In any hamlets or any lanes. There are vaulted gates. Village roads are laid with slanting bricks. On road-sides, there are old houses in ancient Việt styles, villas in French styles and newly-built ones. Houses are numbered and it might be the one and only village in Việt Nam where houses got numbered. There are now round two hundred old houses both in Việt and French styles, of these, 60 remain almost unchanged. Houses in Cự Đà are low and deep in length, so they are always cool in summer and warm in winter. Architecture is specified in Nguyễn feudalist dynasty, nearly made of wood. On beams, pillars, there are delicate sculptures. In the middle of the houses, there are ancestral altars, panels and parallel scrolls.
The main village road is built along a riverside, every lane has a gate. This specific planning could be only seen in ancient Việt village where the economy relies on agriculture and trading. The most convenient position of the village is being close to the market and river (it’s next to Hà Đông town and Hà Nội).
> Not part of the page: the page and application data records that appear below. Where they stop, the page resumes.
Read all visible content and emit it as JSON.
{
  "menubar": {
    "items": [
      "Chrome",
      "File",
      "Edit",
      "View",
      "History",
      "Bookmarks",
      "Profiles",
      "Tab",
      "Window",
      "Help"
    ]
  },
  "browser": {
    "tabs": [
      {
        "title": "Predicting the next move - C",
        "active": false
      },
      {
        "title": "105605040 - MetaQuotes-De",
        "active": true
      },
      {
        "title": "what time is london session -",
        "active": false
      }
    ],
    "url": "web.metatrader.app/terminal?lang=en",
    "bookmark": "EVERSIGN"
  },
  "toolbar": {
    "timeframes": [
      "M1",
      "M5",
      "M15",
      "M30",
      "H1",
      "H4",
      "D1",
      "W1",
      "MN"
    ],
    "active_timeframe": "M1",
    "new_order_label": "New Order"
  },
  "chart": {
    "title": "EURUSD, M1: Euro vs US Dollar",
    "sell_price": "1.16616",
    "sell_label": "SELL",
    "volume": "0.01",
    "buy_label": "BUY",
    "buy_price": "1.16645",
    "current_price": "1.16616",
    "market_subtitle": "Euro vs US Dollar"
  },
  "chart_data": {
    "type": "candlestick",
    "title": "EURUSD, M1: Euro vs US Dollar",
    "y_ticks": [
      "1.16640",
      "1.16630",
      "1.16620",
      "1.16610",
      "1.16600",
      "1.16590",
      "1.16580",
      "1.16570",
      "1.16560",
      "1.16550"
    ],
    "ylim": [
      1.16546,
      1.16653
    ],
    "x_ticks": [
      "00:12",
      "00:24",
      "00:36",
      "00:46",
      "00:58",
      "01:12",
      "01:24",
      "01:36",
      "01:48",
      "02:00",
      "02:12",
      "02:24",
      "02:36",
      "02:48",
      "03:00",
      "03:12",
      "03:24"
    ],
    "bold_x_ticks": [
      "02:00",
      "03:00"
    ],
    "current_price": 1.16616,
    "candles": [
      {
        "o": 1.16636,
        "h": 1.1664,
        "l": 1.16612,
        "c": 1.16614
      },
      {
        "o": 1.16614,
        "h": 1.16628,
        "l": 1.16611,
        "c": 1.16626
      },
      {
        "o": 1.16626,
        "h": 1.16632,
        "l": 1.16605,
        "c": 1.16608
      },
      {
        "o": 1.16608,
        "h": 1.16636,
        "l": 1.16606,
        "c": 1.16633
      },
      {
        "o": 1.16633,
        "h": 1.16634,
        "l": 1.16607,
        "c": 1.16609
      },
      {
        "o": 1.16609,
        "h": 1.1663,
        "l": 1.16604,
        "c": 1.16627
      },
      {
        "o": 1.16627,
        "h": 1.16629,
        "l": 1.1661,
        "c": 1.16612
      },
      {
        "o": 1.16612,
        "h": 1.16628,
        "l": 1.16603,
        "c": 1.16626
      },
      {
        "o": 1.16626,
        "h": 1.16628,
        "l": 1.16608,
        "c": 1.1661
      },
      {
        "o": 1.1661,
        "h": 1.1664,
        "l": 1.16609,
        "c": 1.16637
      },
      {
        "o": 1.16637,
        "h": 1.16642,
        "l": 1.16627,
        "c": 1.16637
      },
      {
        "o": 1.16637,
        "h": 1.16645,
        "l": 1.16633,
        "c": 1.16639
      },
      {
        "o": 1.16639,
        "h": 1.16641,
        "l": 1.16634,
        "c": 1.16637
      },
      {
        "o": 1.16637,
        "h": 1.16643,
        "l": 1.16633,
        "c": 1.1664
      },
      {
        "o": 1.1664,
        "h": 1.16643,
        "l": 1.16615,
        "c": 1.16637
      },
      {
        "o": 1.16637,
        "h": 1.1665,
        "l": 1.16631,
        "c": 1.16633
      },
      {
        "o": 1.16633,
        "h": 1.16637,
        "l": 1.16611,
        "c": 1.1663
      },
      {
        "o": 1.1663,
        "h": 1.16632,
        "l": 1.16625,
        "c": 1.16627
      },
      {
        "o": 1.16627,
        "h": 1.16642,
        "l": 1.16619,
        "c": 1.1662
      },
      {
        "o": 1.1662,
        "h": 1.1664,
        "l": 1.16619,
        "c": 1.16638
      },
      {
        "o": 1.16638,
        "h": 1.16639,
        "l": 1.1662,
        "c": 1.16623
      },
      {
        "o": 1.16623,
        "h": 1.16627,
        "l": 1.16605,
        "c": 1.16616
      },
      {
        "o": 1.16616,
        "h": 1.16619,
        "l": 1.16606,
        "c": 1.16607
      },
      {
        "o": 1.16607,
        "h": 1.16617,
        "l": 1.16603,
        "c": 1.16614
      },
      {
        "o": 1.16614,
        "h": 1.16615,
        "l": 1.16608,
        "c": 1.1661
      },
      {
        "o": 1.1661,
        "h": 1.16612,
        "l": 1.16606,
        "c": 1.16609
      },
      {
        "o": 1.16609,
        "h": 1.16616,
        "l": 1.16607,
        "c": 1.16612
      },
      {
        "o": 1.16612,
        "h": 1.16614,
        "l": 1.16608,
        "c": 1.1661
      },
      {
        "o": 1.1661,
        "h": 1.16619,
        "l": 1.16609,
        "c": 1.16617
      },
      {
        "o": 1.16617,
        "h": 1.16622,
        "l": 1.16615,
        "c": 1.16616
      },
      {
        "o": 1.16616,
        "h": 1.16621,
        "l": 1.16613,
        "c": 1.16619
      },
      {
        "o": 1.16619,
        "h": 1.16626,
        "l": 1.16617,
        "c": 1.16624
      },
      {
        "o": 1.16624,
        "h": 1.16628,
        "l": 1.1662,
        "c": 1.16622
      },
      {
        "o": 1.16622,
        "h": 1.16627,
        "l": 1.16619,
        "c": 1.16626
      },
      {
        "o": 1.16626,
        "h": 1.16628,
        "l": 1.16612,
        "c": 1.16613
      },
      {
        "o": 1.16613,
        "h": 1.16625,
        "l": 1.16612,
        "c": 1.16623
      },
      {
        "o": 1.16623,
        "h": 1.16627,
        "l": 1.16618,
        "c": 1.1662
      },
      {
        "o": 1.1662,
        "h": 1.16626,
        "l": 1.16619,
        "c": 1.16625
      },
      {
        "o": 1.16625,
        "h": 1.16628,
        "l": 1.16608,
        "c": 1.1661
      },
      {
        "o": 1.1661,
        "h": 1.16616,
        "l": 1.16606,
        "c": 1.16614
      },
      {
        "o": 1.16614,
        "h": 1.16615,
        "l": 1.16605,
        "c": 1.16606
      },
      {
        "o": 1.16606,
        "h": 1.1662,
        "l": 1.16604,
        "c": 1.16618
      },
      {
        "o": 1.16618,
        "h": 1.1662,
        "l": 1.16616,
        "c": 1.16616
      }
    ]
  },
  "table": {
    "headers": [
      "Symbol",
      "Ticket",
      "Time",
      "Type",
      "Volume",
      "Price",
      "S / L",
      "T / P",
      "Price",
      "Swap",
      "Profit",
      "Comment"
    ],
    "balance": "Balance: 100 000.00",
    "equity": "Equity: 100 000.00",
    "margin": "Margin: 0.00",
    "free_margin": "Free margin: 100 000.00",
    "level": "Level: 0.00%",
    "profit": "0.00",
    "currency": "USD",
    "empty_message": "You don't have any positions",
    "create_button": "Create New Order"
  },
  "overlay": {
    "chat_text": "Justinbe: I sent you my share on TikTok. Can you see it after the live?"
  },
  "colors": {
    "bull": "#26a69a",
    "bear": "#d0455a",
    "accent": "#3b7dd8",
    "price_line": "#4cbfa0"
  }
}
The village pagoda is classified as national relics, it’s Linh Minh Tự and a stone column is inscribed “the pagoda was renovated in 1695”. There also remains relic of the village altar to worship “earth and heavens” or Xã Tắc, considered to be the most magnificent. There are also houses that were built in years from 1920 – 1940 (in new architectural styles). On a river bank, there’s a flag-pole built in 1929, a communal house of the village-council, a school. At one end of the village (entry road), there’s a low earthen hill named Đống Già , it’s thought to be a centuries-old tomb since the old Chinese colony.